The data below is to be repeated in full, exactly as shown.

▽

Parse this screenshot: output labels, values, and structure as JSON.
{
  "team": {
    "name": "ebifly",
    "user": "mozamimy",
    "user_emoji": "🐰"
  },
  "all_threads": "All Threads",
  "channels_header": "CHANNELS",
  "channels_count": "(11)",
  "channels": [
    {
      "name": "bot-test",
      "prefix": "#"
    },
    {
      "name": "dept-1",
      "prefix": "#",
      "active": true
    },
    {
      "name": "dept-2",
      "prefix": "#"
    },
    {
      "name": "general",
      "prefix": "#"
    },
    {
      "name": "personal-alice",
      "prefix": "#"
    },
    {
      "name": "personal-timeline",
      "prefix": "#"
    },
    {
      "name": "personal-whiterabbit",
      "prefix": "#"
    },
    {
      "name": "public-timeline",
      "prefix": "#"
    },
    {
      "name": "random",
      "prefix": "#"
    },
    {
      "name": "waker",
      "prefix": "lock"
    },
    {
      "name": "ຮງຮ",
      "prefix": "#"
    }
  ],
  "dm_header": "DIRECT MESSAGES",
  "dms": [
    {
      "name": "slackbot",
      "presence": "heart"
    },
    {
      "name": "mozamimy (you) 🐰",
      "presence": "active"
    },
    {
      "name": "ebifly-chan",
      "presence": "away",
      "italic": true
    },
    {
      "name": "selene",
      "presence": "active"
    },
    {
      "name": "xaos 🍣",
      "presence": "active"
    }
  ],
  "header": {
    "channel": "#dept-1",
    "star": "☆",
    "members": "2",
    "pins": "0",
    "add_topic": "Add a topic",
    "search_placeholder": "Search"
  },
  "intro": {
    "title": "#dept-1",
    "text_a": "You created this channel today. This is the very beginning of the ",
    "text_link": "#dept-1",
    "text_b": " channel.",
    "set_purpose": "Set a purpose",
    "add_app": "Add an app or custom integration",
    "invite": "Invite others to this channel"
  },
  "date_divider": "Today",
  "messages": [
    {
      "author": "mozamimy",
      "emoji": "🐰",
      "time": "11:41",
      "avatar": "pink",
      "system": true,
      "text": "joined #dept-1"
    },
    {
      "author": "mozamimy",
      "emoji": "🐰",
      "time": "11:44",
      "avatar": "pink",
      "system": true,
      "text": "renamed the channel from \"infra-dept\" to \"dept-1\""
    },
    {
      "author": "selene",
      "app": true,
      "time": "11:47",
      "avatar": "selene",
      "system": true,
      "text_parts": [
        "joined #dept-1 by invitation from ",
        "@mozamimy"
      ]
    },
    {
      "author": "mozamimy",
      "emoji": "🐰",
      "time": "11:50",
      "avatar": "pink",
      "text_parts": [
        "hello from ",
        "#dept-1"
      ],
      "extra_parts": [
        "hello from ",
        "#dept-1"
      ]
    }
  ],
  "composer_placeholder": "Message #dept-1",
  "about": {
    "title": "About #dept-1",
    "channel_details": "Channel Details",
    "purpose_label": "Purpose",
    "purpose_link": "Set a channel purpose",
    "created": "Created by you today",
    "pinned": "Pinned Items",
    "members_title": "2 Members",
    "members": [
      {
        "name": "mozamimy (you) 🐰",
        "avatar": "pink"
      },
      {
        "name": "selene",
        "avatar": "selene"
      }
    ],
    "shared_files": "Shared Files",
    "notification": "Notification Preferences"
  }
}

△

● Output below
Parse this screenshot: output labels, values, and structure as JSON.
{
  "team": {
    "name": "ebifly",
    "user": "mozamimy",
    "user_emoji": "🐰"
  },
  "all_threads": "All Threads",
  "channels_header": "CHANNELS",
  "channels_count": "(11)",
  "channels": [
    {
      "name": "bot-test",
      "prefix": "#"
    },
    {
      "name": "dept-1",
      "prefix": "#",
      "active": true
    },
    {
      "name": "dept-2",
      "prefix": "#"
    },
    {
      "name": "general",
      "prefix": "#"
    },
    {
      "name": "personal-alice",
      "prefix": "#"
    },
    {
      "name": "personal-timeline",
      "prefix": "#"
    },
    {
      "name": "personal-whiterabbit",
      "prefix": "#"
    },
    {
      "name": "public-timeline",
      "prefix": "#"
    },
    {
      "name": "random",
      "prefix": "#"
    },
    {
      "name": "waker",
      "prefix": "lock"
    },
    {
      "name": "ຮງຮ",
      "prefix": "#"
    }
  ],
  "dm_header": "DIRECT MESSAGES",
  "dms": [
    {
      "name": "slackbot",
      "presence": "heart"
    },
    {
      "name": "mozamimy (you) 🐰",
      "presence": "active"
    },
    {
      "name": "ebifly-chan",
      "presence": "away",
      "italic": true
    },
    {
      "name": "selene",
      "presence": "active"
    },
    {
      "name": "xaos 🍣",
      "presence": "active"
    }
  ],
  "header": {
    "channel": "#dept-1",
    "star": "☆",
    "members": "2",
    "pins": "0",
    "add_topic": "Add a topic",
    "search_placeholder": "Search"
  },
  "intro": {
    "title": "#dept-1",
    "text_a": "You created this channel today. This is the very beginning of the ",
    "text_link": "#dept-1",
    "text_b": " channel.",
    "set_purpose": "Set a purpose",
    "add_app": "Add an app or custom integration",
    "invite": "Invite others to this channel"
  },
  "date_divider": "Today",
  "messages": [
    {
      "author": "mozamimy",
      "emoji": "🐰",
      "time": "11:41",
      "avatar": "pink",
      "system": true,
      "text": "joined #dept-1"
    },
    {
      "author": "mozamimy",
      "emoji": "🐰",
      "time": "11:44",
      "avatar": "pink",
      "system": true,
      "text": "renamed the channel from \"infra-dept\" to \"dept-1\""
    },
    {
      "author": "selene",
      "app": true,
      "time": "11:47",
      "avatar": "selene",
      "system": true,
      "text_parts": [
        "joined #dept-1 by invitation from ",
        "@mozamimy"
      ]
    },
    {
      "author": "mozamimy",
      "emoji": "🐰",
      "time": "11:50",
      "avatar": "pink",
      "text_parts": [
        "hello from ",
        "#dept-1"
      ],
      "extra_parts": [
        "hello from ",
        "#dept-1"
      ]
    }
  ],
  "composer_placeholder": "Message #dept-1",
  "about": {
    "title": "About #dept-1",
    "channel_details": "Channel Details",
    "purpose_label": "Purpose",
    "purpose_link": "Set a channel purpose",
    "created": "Created by you today",
    "pinned": "Pinned Items",
    "members_title": "2 Members",
    "members": [
      {
        "name": "mozamimy (you) 🐰",
        "avatar": "pink"
      },
      {
        "name": "selene",
        "avatar": "selene"
      }
    ],
    "shared_files": "Shared Files",
    "notification": "Notification Preferences"
  }
}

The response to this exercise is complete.